Style
Explanation and Analysis:

The style of Wuthering Heights varies between sweeping, mood-setting description to a dextrous use of dialect that gives insight into characters' beliefs and moral states. In particular, Brontë uses sentence structure and diction of varying complexity, as well as class-coded dialect (fancier and educated vs. heavily accented and implicitly uneducated) to establish tone and advance the narrative.

Educated characters who are associated with civilization, like the Lintons, Catherine, and especially Lockwood, tend to use long, complex, sometimes irony-laced sentences. While Lockwood can be an outlier with his paragraph-long, meandering observations, this verbal complexity provides a sort of baseline for the novel's style.

At the other end of the spectrum are characters whose diction suggests a degree of moral compromise, or at least a reduced position in life.
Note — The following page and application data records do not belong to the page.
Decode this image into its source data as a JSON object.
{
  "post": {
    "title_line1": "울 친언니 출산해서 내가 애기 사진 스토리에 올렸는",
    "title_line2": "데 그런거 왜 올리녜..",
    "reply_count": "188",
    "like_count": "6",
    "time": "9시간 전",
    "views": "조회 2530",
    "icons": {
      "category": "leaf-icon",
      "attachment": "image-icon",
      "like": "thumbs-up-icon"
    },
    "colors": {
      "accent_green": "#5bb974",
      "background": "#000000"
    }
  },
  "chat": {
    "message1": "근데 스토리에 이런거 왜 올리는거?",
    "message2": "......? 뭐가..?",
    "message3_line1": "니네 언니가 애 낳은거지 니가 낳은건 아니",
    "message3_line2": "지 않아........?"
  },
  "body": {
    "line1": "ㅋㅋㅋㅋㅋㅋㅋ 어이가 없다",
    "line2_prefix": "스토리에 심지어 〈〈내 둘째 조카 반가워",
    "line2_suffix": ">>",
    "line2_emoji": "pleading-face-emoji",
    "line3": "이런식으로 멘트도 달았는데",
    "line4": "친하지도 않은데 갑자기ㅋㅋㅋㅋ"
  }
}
Joseph's long-winded rants, spoken in an impenetrable Yorkshire accent, come to signify his irrelevance and hypocrisy, while gruff, profanity-laden speech from Hindley and Hareton shows that even well-born characters can slip into moral degeneracy (though Hareton's eventual literacy shows they're not fated to remain there).
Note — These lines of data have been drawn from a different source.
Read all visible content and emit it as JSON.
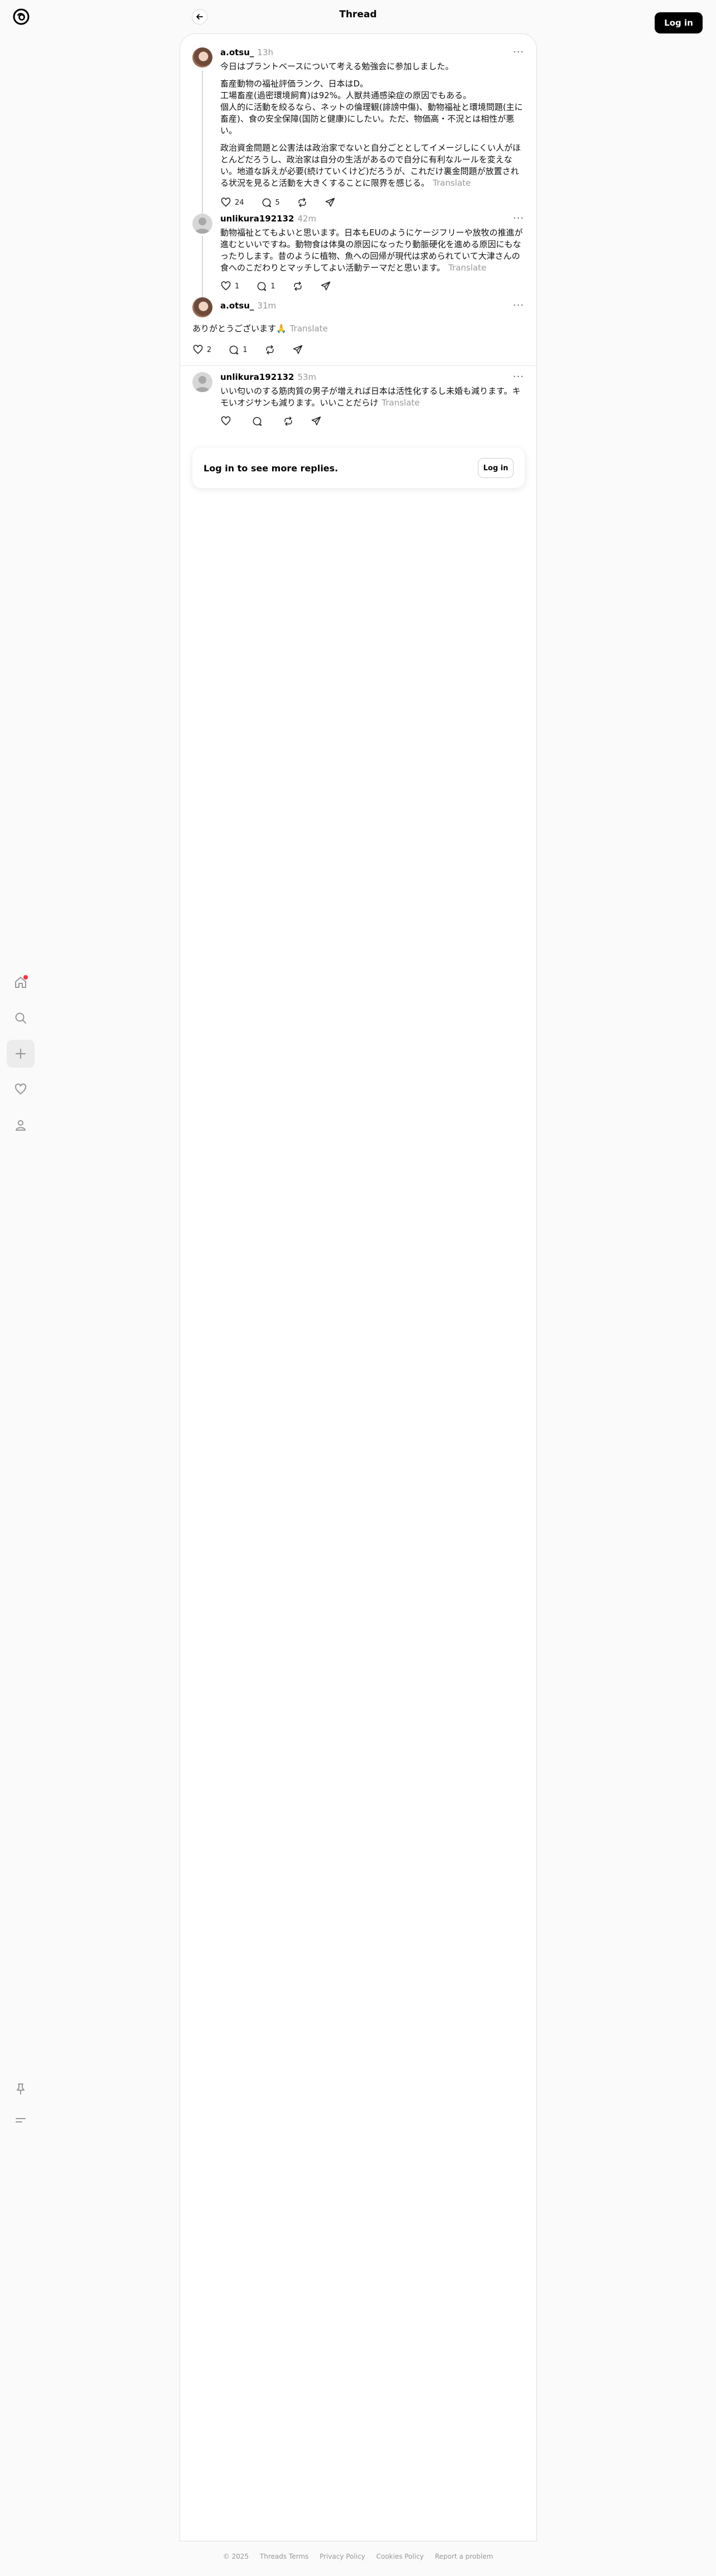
{
  "header": {
    "title": "Thread",
    "login_label": "Log in"
  },
  "nav": {
    "items": [
      "home-icon",
      "search-icon",
      "create-icon",
      "heart-icon",
      "profile-icon"
    ],
    "bottom": [
      "pin-icon",
      "menu-icon"
    ]
  },
  "posts": [
    {
      "username": "a.otsu_",
      "time": "13h",
      "paragraphs": [
        "今日はプラントベースについて考える勉強会に参加しました。",
        "畜産動物の福祉評価ランク、日本はD。\n工場畜産(過密環境飼育)は92%。人獣共通感染症の原因でもある。\n個人的に活動を絞るなら、ネットの倫理観(誹謗中傷)、動物福祉と環境問題(主に畜産)、食の安全保障(国防と健康)にしたい。ただ、物価高・不況とは相性が悪い。",
        "政治資金問題と公害法は政治家でないと自分ごととしてイメージしにくい人がほとんどだろうし、政治家は自分の生活があるので自分に有利なルールを変えない。地道な訴えが必要(続けていくけど)だろうが、これだけ裏金問題が放置される状況を見ると活動を大きくすることに限界を感じる。"
      ],
      "translate": "Translate",
      "likes": "24",
      "comments": "5"
    },
    {
      "username": "unlikura192132",
      "time": "42m",
      "paragraphs": [
        "動物福祉とてもよいと思います。日本もEUのようにケージフリーや放牧の推進が進むといいですね。動物食は体臭の原因になったり動脈硬化を進める原因にもなったりします。昔のように植物、魚への回帰が現代は求められていて大津さんの食へのこだわりとマッチしてよい活動テーマだと思います。"
      ],
      "translate": "Translate",
      "likes": "1",
      "comments": "1"
    },
    {
      "username": "a.otsu_",
      "time": "31m",
      "paragraphs": [
        "ありがとうございます🙏"
      ],
      "translate": "Translate",
      "likes": "2",
      "comments": "1"
    },
    {
      "username": "unlikura192132",
      "time": "53m",
      "paragraphs": [
        "いい匂いのする筋肉質の男子が増えれば日本は活性化するし未婚も減ります。キモいオジサンも減ります。いいことだらけ"
      ],
      "translate": "Translate",
      "likes": "",
      "comments": ""
    }
  ],
  "login_card": {
    "text": "Log in to see more replies.",
    "button": "Log in"
  },
  "footer": {
    "links": [
      "© 2025",
      "Threads Terms",
      "Privacy Policy",
      "Cookies Policy",
      "Report a problem"
    ]
  }
}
Nelly Dean, as a modestly educated servant, is somewhere in between, mostly sticking close to the book's standard diction but occasionally switching registers when speaking with other servants or her charges—using regional "thee" or "thy" pronouns, for example. This verbal flexibility fits with Nelly's variable perspective as a narrator.
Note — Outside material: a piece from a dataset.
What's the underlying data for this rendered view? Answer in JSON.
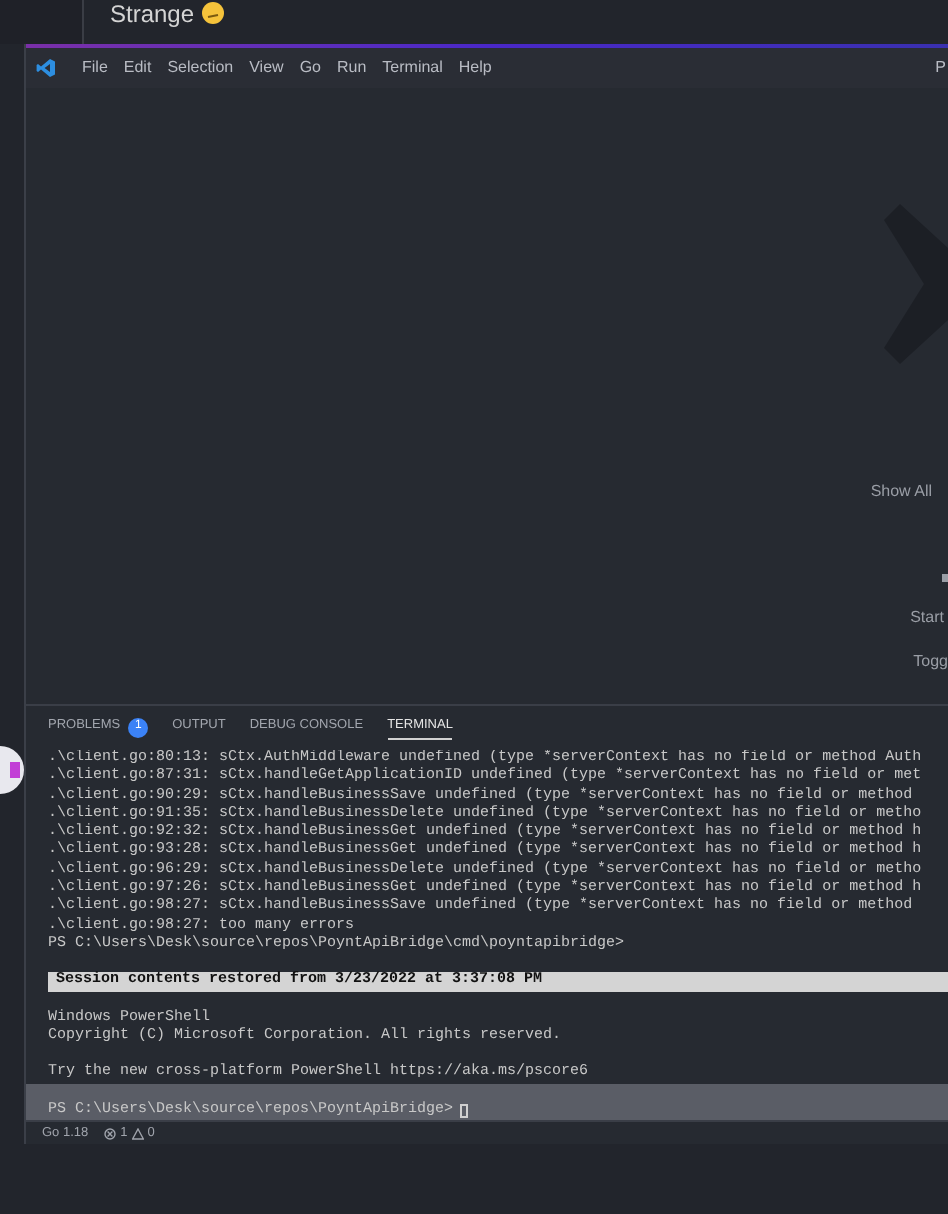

Almost all characters, especially Nelly and Lockwood, give closely observed descriptions of the natural landscape, which helps convey the pervasive, often dark, sometimes beautiful wildness of the Yorkshire moors; Catherine, in particular, often describes her passionate emotions and affections using such nature imagery, which adds to the novel's heavily atmospheric mood. Brontë also deftly uses dramatic irony to build suspense throughout the novel, giving readers advance insights that characters must later discover through suffering.